====== Data to process ======

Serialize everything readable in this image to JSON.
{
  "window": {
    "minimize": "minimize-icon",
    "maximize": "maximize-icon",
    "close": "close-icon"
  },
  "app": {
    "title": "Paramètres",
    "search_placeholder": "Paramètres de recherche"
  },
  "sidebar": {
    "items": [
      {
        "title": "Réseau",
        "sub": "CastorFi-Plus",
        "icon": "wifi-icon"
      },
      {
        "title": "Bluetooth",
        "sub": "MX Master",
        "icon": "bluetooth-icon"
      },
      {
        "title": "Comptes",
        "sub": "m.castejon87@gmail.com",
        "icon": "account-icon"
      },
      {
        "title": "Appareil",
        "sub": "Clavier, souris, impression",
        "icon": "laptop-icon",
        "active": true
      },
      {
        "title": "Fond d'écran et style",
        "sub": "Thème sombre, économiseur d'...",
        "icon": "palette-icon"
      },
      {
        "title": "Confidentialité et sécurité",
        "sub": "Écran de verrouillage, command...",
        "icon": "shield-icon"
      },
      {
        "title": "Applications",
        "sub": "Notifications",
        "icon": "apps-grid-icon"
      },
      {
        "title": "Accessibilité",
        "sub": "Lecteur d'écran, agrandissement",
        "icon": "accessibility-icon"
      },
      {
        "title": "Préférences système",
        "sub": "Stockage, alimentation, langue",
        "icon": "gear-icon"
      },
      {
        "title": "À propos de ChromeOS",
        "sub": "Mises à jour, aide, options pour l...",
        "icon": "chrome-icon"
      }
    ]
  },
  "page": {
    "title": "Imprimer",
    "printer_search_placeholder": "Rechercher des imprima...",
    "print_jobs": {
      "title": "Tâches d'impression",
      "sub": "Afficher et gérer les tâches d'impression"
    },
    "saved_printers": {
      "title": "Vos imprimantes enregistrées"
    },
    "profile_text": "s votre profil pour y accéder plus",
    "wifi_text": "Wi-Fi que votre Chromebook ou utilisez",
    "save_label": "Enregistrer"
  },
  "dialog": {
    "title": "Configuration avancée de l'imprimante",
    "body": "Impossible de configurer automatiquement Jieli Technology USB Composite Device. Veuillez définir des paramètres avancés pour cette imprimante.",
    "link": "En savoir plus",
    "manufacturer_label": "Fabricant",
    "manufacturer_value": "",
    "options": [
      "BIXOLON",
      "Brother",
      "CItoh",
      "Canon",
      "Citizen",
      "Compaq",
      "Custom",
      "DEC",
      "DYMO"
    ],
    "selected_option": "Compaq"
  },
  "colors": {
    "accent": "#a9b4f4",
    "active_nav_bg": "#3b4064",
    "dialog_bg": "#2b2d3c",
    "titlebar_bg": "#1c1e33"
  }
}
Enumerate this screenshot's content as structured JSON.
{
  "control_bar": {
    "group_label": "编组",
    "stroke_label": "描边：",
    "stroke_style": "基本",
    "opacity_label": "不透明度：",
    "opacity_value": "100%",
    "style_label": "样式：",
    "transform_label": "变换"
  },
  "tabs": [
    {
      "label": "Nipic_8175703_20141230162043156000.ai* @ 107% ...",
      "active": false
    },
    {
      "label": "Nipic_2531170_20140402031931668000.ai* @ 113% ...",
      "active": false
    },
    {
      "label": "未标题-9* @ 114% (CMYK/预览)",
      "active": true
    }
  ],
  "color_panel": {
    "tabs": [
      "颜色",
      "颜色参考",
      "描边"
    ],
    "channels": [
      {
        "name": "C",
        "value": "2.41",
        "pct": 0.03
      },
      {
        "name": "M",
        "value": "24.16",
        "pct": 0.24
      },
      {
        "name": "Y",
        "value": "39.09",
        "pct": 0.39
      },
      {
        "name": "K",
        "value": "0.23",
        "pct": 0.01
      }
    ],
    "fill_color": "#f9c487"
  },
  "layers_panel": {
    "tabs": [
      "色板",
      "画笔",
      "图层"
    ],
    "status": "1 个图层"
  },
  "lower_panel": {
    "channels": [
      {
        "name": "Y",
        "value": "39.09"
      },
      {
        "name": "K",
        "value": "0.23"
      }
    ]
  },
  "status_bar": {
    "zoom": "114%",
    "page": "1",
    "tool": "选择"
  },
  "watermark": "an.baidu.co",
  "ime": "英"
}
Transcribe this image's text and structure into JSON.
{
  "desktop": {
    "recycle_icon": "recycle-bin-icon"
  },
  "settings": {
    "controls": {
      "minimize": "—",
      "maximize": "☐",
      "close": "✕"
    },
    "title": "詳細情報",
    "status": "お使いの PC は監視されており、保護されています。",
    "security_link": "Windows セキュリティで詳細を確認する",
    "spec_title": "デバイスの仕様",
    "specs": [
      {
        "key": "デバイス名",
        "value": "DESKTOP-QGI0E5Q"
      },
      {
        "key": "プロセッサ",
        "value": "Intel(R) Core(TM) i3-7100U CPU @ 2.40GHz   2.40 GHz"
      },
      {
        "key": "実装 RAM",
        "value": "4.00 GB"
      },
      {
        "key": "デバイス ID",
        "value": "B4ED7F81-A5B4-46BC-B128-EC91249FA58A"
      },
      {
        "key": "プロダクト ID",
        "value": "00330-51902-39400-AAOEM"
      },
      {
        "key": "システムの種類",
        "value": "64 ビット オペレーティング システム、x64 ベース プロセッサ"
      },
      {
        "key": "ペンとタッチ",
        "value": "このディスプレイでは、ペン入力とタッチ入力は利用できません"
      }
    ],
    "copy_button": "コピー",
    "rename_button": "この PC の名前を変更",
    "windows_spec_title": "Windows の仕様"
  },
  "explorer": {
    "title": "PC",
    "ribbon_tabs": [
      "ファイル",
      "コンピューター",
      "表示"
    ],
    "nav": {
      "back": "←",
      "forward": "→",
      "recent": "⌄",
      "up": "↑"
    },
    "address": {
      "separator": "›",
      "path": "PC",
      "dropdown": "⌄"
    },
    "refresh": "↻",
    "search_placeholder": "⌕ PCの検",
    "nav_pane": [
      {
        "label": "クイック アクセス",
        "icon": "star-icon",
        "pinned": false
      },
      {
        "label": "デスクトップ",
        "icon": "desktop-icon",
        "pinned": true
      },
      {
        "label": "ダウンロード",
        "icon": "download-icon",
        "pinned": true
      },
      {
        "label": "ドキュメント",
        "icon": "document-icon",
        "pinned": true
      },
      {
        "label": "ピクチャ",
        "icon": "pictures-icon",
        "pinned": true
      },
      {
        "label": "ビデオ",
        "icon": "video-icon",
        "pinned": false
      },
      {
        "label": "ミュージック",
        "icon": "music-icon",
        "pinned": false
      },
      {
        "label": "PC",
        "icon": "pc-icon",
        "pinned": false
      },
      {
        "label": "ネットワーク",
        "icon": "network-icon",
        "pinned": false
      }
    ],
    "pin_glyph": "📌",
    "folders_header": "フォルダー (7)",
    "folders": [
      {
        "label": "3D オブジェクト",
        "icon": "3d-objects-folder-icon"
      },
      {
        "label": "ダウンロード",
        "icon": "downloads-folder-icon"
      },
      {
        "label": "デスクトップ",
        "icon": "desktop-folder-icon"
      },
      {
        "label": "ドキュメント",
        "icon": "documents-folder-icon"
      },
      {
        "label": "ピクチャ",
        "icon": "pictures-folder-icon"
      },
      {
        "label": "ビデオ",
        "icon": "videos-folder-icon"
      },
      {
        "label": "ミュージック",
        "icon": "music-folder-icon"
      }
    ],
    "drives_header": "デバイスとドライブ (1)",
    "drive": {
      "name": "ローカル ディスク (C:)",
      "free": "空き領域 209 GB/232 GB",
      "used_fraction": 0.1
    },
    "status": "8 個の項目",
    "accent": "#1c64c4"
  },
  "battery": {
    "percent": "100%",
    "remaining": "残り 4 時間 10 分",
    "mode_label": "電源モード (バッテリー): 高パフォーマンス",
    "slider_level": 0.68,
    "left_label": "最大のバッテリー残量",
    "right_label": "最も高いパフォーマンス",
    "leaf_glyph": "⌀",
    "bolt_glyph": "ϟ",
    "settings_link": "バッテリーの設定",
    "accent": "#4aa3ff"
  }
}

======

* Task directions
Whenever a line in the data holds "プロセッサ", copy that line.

* Exercise solution
        "key": "プロセッサ",
        "value": "64 ビット オペレーティング システム、x64 ベース プロセッサ"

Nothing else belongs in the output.